Rightly, this entire discussion of being indifferent and not inflaming our hearts in longing for God belongs in the realm of sin. As I stated above, the sins of pride and self-centeredness are what lead us to disparage others (John and Jesus, nonetheless!) and not follow God’s commandments, not give Him our hearts. Of course, talking about sin is about as out-of-fashion as offering someone a ride in a horse-drawn carriage. Garrigou-Lagrange doesn’t hesitate to go there, however. And I find him compelling. He starts by reminding us how we got here: “For the world the true evils are diseases, tuberculosis, paralysis, infirmities of every kind, poverty, and ruin. Pride, on the contrary, is not an evil in the eyes of the world; rather, it is even necessary for attaining success. A life given over to pleasure or laziness is not an evil for those rich enough to lead this type of existence” (16). He reminds us just how reasonable pride, pleasure, and laziness seem to us. But he shows how this cascades into something more serious: “We place our childish whim in opposition to the will of God and it conquers. Is this not without doubt foolishness?
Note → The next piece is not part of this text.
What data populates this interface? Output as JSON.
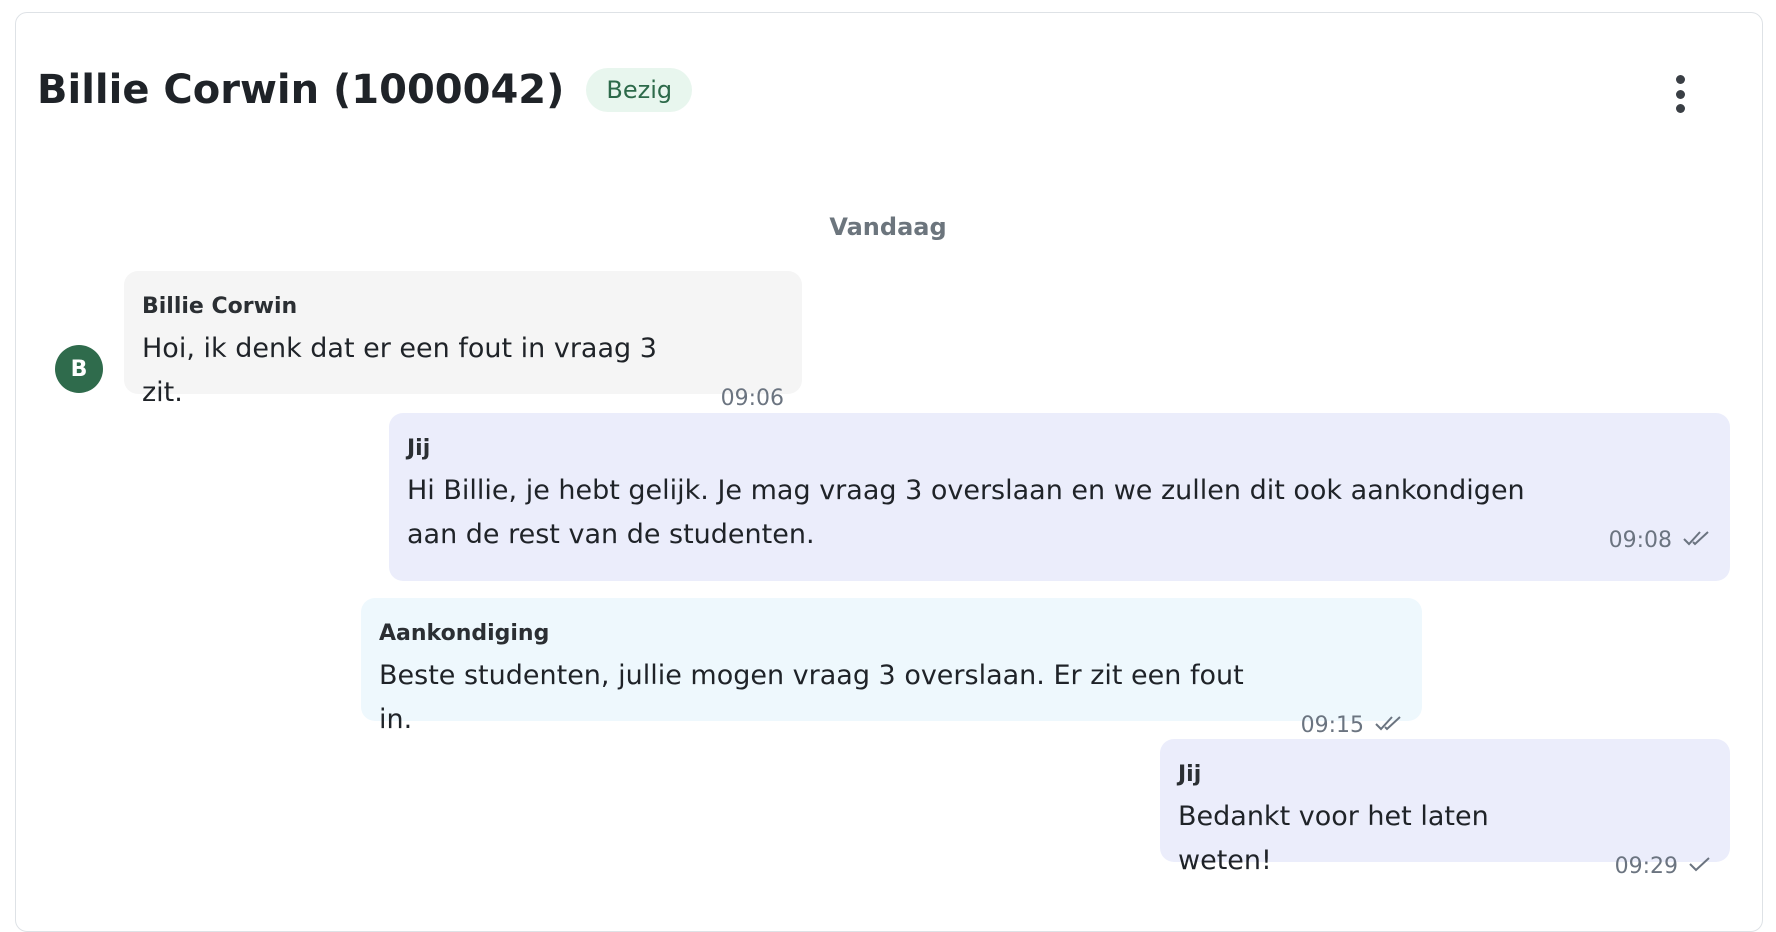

It is the foolishness of an instant but it can become habitual and then produce a darkening or complete blinding of the spirit” (18).
Given God’s proper sovereignty over our mind and heart, consider well what he then says about sin: “Sin is not only a foolishness and vileness, but considered in relation to God it is also the blackest ingratitude, the greatest injustice, and the gravest outrage” (21). These are serious statements, and it might shock you to learn that he’s talking about venial sins! I, for one, try not to berate myself for small sins, but reading this in the light of the past two days’ readings, I wonder if I’ve been letting myself off a little too easy. If I was inflamed with the passionate, transformative love of God, then I would shun even small sins with passion because they take me away from God.
Garrigou-Lagrange speaks to the seriousness of even small moments of venial sin: “It does not kill the soul, but it leaves it without force and energy for the good. It diminishes the fervor of divine love, darkens the eyes of the soul and obscures the vision of God” (23). Not only does this remind me of my own life, it reminds me of today’s gospel reading. Here we have venial sinners, like kids calling out to one another in a certain callous sing-song of inactivity. They are diminished people, “without force and energy for the good.”
Let us keep this in mind this Advent as we prepare the way for the Lord and await our Savior to be born (and come again). Can we overcome the diversions of sin, clear out the roadblocks of laziness and indifference? Let’s end with this thought from Garrigou-Lagrange:
What diverts us from our ultimate end is sin. Fittingly we ask ourselves: do we have the divine hatred of sin? Do we try our utmost to understand that such a hatred, which has created hell, proceeds necessarily from the love owed God, and that such a hatred must be profound, intense, and without limits as is this love itself?